States to get token marine debris cleanup funding
It’s been described as a “slow-motion environmental disaster” that could take years to unfold. The March 2011 earthquake and tsunami in Japan unleashed hundreds of thousands of tons of household, industrial and environmental detritus into the Pacific Ocean… some of which has already made it to shore on the West Coast of the U.S., but much more is likely out there.
The National Oceanic and Atmospheric Administration announced yesterday it will provide a quarter-million dollars in grants to five west coast states to help pay for the cleanup. But Alaska Senator Mark Begich quickly deemed the amount “woefully inadequate”. The Democrat says the $50-thousand that each state will receive isn’t even enough to clean up one beach.
He’s requested the Federal Government provide at least $45-million to pay for the job.
Volunteers have picked up a large amount of broken pieces of insulating foam and dozens of fishing floats, along with water bottles over the past few months in the Florence area alone. Seasonal wind patterns are expected to prevent any sizable landfalls over the next few months, but experienced beach combers say when winter storms bring westerly winds there could be another onslaught.
More Fire Weather On the Way
Good weekend weather helped firefighters in the eastern portion of the state get the upper hand on large blazes, but forecasters say thunderstorms could spark a new round this week. The National Weather Service has issued a red-flag warning for northeastern Oregon and Southeastern Washington for the next several days. Firefighters took advantage of lower temperatures and higher humidity to fully contain the Long Draw Fire that scorched more than 900 square miles east of Steens Mountain.
Fire Resist Your Home
The Oregon State Fire Marshall and the State Department of Forestry say it’s not too late to help prepare your home for a wildfire defense… even on the West side of Oregon. State Fire Marshall Jim Walker says the most critical factor is to remove or reduce flammable fuels with a 100-foot safety zone around your home. Clean needles and leaves off your roof and out of the gutters and keep nearby trees and shrubs pruned. More information on how to keep your home fire safe can be found at www.firewise.org.
School Levy Extension Request Possible
Elected officials will meet tomorrow evening to begin discussions on how to go about winning voter approval of another special tax levy to help fund schools. The current “local operating levy” approved by voters three years ago provides just over one-million dollars each year to Siuslaw Schools. It will expire in 2013. Siuslaw School Board members will hold a special work session tomorrow evening following their regular monthly meeting at the district office on Oak Street.
What Kind of Whale?

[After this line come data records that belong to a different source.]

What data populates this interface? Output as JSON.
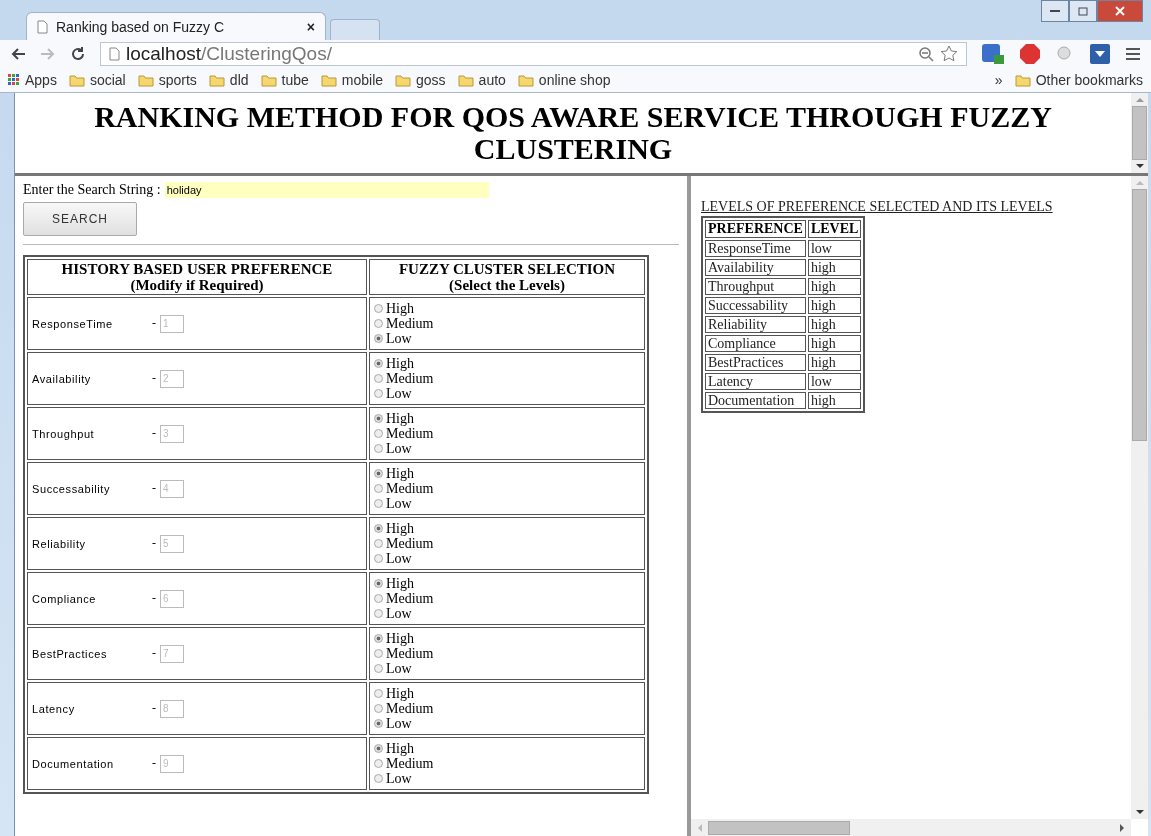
{
  "browser": {
    "tab_title": "Ranking based on Fuzzy C",
    "tab_close": "×",
    "address_host": "localhost",
    "address_path": "/ClusteringQos/",
    "apps_label": "Apps",
    "bookmarks": [
      "social",
      "sports",
      "dld",
      "tube",
      "mobile",
      "goss",
      "auto",
      "online shop"
    ],
    "overflow": "»",
    "other_bookmarks": "Other bookmarks"
  },
  "heading": "RANKING METHOD FOR QOS AWARE SERVICE THROUGH FUZZY CLUSTERING",
  "search": {
    "label": "Enter the Search String :",
    "value": "holiday",
    "button": "SEARCH"
  },
  "preference_table": {
    "columns": [
      {
        "title": "HISTORY BASED USER PREFERENCE",
        "subtitle": "(Modify if Required)"
      },
      {
        "title": "FUZZY CLUSTER SELECTION",
        "subtitle": "(Select the Levels)"
      }
    ],
    "rows": [
      {
        "name": "ResponseTime",
        "separator": "-",
        "rank": "1",
        "rank_disabled": true,
        "options": [
          {
            "label": "High",
            "selected": false
          },
          {
            "label": "Medium",
            "selected": false
          },
          {
            "label": "Low",
            "selected": true
          }
        ]
      },
      {
        "name": "Availability",
        "separator": "-",
        "rank": "2",
        "rank_disabled": true,
        "options": [
          {
            "label": "High",
            "selected": true
          },
          {
            "label": "Medium",
            "selected": false
          },
          {
            "label": "Low",
            "selected": false
          }
        ]
      },
      {
        "name": "Throughput",
        "separator": "-",
        "rank": "3",
        "rank_disabled": true,
        "options": [
          {
            "label": "High",
            "selected": true
          },
          {
            "label": "Medium",
            "selected": false
          },
          {
            "label": "Low",
            "selected": false
          }
        ]
      },
      {
        "name": "Successability",
        "separator": "-",
        "rank": "4",
        "rank_disabled": true,
        "options": [
          {
            "label": "High",
            "selected": true
          },
          {
            "label": "Medium",
            "selected": false
          },
          {
            "label": "Low",
            "selected": false
          }
        ]
      },
      {
        "name": "Reliability",
        "separator": "-",
        "rank": "5",
        "rank_disabled": true,
        "options": [
          {
            "label": "High",
            "selected": true
          },
          {
            "label": "Medium",
            "selected": false
          },
          {
            "label": "Low",
            "selected": false
          }
        ]
      },
      {
        "name": "Compliance",
        "separator": "-",
        "rank": "6",
        "rank_disabled": true,
        "options": [
          {
            "label": "High",
            "selected": true
          },
          {
            "label": "Medium",
            "selected": false
          },
          {
            "label": "Low",
            "selected": false
          }
        ]
      },
      {
        "name": "BestPractices",
        "separator": "-",
        "rank": "7",
        "rank_disabled": true,
        "options": [
          {
            "label": "High",
            "selected": true
          },
          {
            "label": "Medium",
            "selected": false
          },
          {
            "label": "Low",
            "selected": false
          }
        ]
      },
      {
        "name": "Latency",
        "separator": "-",
        "rank": "8",
        "rank_disabled": true,
        "options": [
          {
            "label": "High",
            "selected": false
          },
          {
            "label": "Medium",
            "selected": false
          },
          {
            "label": "Low",
            "selected": true
          }
        ]
      },
      {
        "name": "Documentation",
        "separator": "-",
        "rank": "9",
        "rank_disabled": true,
        "options": [
          {
            "label": "High",
            "selected": true
          },
          {
            "label": "Medium",
            "selected": false
          },
          {
            "label": "Low",
            "selected": false
          }
        ]
      }
    ]
  },
  "result": {
    "title": "LEVELS OF PREFERENCE SELECTED AND ITS LEVELS",
    "columns": [
      "PREFERENCE",
      "LEVEL"
    ],
    "rows": [
      [
        "ResponseTime",
        "low"
      ],
      [
        "Availability",
        "high"
      ],
      [
        "Throughput",
        "high"
      ],
      [
        "Successability",
        "high"
      ],
      [
        "Reliability",
        "high"
      ],
      [
        "Compliance",
        "high"
      ],
      [
        "BestPractices",
        "high"
      ],
      [
        "Latency",
        "low"
      ],
      [
        "Documentation",
        "high"
      ]
    ]
  }
}
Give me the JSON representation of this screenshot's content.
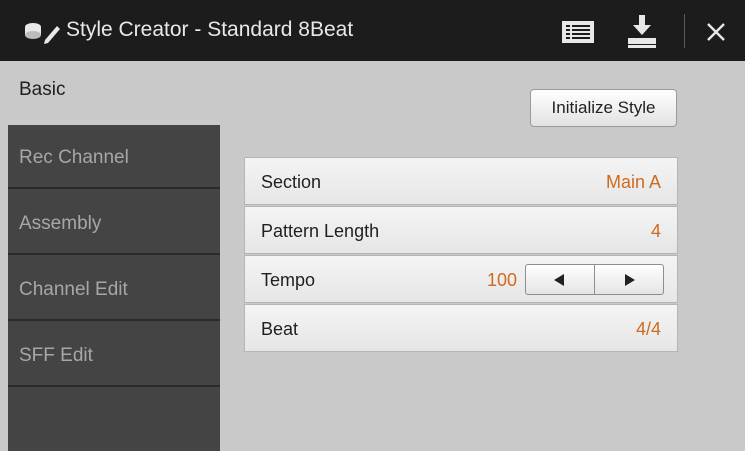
{
  "titlebar": {
    "title": "Style Creator - Standard 8Beat",
    "icons": [
      "style-creator-icon",
      "list-icon",
      "save-icon",
      "close-icon"
    ],
    "close_glyph": "×"
  },
  "sidebar": {
    "tabs": [
      {
        "label": "Basic",
        "active": true
      },
      {
        "label": "Rec Channel",
        "active": false
      },
      {
        "label": "Assembly",
        "active": false
      },
      {
        "label": "Channel Edit",
        "active": false
      },
      {
        "label": "SFF Edit",
        "active": false
      }
    ]
  },
  "main": {
    "initialize_label": "Initialize Style",
    "rows": [
      {
        "label": "Section",
        "value": "Main A"
      },
      {
        "label": "Pattern Length",
        "value": "4"
      },
      {
        "label": "Tempo",
        "value": "100"
      },
      {
        "label": "Beat",
        "value": "4/4"
      }
    ]
  },
  "colors": {
    "titlebar": "#1c1c1c",
    "sidebar": "#444444",
    "background": "#c9c9c9",
    "value_accent": "#d06a1c"
  }
}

Gray whales aren’t the only species of sea-going mammals that can be spotted off the Oregon Coast. They’re just now beginning to show up in Northwest waters after spending the spring feeding and rearing young near Mexico. Barb Lagerquist with the Oregon State Hatfield Marine Science Center in Newport says humpback and blue whales are also visible from time to time. Lagerquist says they typically stay further from shore than the grays, but occasionally can be spotted from higher vantage points along the coast.